BY KARISSA MILLER
John Daniels’ work has never been more challenging — or more important.
Every day the lead custodian at Troutman Midde School cleans, sanitizes, vacuums, helps with maintenance and traffic. He also responds quickly whenever a child becomes sick in class to make sure students have a safe and healthy learning environment.
The work of the custodial staff in Iredell-Statesville Schools has taken on greater importance during the COVID-19 pandemic
Daniels has worked at Troutman Middle for 15 years. He is tasked with cleaning one of the oldest schools in the district. He is known for going beyond his job description — taking part in “fixer upper” projects, such as installing new tile in the school bathroom — and is a valued member of his school community.
“When I first came here, I saw a potential for the school to be clean and nice,” Daniels said.
With so many great people at the school, the staff, school leadership team and teachers at this school are “all just like one family,” he explained.
“When one hurts, we all hurt. So we are trying to keep it clean for the children for the staff and also for our family for when we leave and go home—and we don’t carry anything home with us,” Daniels added.

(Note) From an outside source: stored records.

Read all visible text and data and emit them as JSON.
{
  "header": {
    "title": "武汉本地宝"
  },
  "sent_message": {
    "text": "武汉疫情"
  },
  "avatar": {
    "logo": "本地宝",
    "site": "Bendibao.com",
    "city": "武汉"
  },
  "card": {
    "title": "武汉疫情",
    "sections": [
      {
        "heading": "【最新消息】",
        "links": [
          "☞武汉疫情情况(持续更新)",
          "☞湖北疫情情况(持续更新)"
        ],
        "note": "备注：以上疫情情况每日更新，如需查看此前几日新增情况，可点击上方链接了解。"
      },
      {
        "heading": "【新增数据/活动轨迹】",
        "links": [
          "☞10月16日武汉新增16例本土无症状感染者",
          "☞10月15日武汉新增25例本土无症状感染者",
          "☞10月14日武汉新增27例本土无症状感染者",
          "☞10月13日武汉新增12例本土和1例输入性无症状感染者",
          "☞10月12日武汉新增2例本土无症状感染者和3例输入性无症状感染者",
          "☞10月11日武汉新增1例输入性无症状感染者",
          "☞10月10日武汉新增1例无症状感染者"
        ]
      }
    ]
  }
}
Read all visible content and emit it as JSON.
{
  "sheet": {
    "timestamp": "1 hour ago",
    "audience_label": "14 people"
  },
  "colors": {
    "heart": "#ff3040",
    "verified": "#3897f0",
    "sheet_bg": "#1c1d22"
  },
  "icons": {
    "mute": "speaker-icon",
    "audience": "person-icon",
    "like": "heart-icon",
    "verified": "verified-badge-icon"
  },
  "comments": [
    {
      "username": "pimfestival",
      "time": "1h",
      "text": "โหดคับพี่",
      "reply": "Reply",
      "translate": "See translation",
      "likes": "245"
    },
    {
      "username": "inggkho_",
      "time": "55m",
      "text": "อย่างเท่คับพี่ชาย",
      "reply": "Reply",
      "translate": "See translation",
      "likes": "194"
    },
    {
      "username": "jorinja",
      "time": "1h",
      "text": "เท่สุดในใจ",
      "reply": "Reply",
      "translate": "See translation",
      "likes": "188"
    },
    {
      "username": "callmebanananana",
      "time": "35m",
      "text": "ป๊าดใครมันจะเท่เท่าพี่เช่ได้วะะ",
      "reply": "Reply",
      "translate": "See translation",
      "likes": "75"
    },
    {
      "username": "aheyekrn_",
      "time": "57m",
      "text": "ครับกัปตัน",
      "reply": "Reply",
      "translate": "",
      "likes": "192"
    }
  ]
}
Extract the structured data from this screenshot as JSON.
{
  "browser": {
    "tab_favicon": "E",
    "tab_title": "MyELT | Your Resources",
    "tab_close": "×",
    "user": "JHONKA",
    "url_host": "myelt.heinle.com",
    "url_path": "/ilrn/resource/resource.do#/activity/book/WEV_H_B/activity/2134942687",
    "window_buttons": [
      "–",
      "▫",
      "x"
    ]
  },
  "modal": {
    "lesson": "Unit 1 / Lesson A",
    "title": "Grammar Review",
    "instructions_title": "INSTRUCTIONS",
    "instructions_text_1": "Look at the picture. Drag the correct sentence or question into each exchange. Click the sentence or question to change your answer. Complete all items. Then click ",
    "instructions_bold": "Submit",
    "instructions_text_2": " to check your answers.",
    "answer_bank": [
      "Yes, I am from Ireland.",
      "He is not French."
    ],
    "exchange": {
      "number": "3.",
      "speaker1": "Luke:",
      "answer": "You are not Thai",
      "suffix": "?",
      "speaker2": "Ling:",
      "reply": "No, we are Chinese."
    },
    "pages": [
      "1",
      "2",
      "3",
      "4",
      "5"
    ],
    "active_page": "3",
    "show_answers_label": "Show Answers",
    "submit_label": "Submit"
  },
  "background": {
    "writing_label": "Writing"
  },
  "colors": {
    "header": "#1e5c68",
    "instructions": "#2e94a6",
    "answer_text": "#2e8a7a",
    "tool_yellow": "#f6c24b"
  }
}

He has a checklist to follow for his daily cleaning routine, outlining the areas to focus on, what to clean and the frequency.
“I call it our Bible. We live by it,” Daniels said.
On Wednesday and Fridays, every district school has an enhanced cleaning day. All common touchpoints are disinfected multiple times daily.
These common points of contact include door handles, push bars, light switches, restroom door handles, countertops, classroom tables, desks, toilets, urinal handles, sink and faucet handle and other identified items.
Custodians also respond to any special requests for cleaning by the teachers and other staff members.
Troutman Middle Principal Bryan Paslay said that before the school year started there was a significant amount of cleaning and maintenance required to protect students.
Daniels helped with moving desks, shelves and cleaning equipment and laying out the school’s walking direction and social distancing pattern in the hallways.
Paslay said Daniels and his custodial team have done a phenomenal job. That praise and the appreciation of his school family has made him feel special.
“It makes me proud to see how clean it is. … I treat the school like it’s my house,” he said.
It is a ritual.
Every time an I-SS teacher wraps up a lesson in the classroom and sends students off to their next class, each desk is disinfected and wiped down.
Plain and Simple. No exceptions.
The mild smell of disinfectant spray goes hand in hand with that feeling of protecting each student that enters the classroom.
“In middle and high school, it’s done after every bell ring. In elementary it may be done twice a day,” explained I-SS custodial supervisor Bill Letscher.
Daily room disinfection is conducted nearly every hour by teachers and custodial staff.
According to Letscher, teachers have been provided guidelines for using disinfectants and wipes related to best practices for school sanitation and preventing the spread of viruses at their school.
The guidelines and disinfectant product used were reviewed and approved by the Iredell County Health Department.
“Our disinfectant sprays are hospital grade. It has a dwell time of 10 minutes. If it’s a little damp that’s OK, it will kill the germs,” Letscher said.
Letscher visits every school campus in the district regularly to ensure consistency and look for any areas for improvement.
“Every school is doing a phenomenal job. The thing that brings a tear to my eyes is to see the kids back in school and they are so happy. It makes you feel like your job is more important just watching the kids (reaction),” Letscher said.
I-SS leveraging CARES funds
With so many I-SS students returning to campus, having clean and sanitized schools is more critical than ever.
“We were charged with implementing Plan B (a mix of in-person and virtual learning) and are trying to do it in a safe way — the best we can,” explained Kenny Miller, I-SS assistant superintendent of facilities and planning.
This requirement means adhering to effective and rigorously enforced procedures and protocols that greatly minimize risks to a student’s health and that of their communities.
Many of the measures for keeping students safe are the same as the ones used to protect the community: face coverings, regular hand washing or hand sanitizer, limiting students to small class sizes and social distancing.
The federal government provided aid for schools through the Coronavirus Aid, Relief and Economic Security Act, known as the CARES Act; school officials have been able to use these funds to purchase cleaning supplies and hire additional custodial staff without dipping into their regular operating funds.
According to Miller, I-SS has spent $335,000 for floor markings, cleaning supplies, face shields, masks, hand sanitizers and other related items. The district also bought several state-of-the-art electrostatic disinfectant sprayers.
It is another way of applying disinfectant. The equipment gives off an electric charge, Miller explained, making the dispensed solution cling to the surfaces.
If a school has a confirmed case of COVID-19, trained employees immediately perform a combination of manual disinfecting and Electrostatic Sprayer disinfection using an EPA registered product for use against a variety of viruses.
Other ways that schools are fighting the spread of COVID-19 is by increasing fresh air intake through the HVAC units, changing filters more often, encouraging students if they are sick to stay home and by continuing to educate and train staff.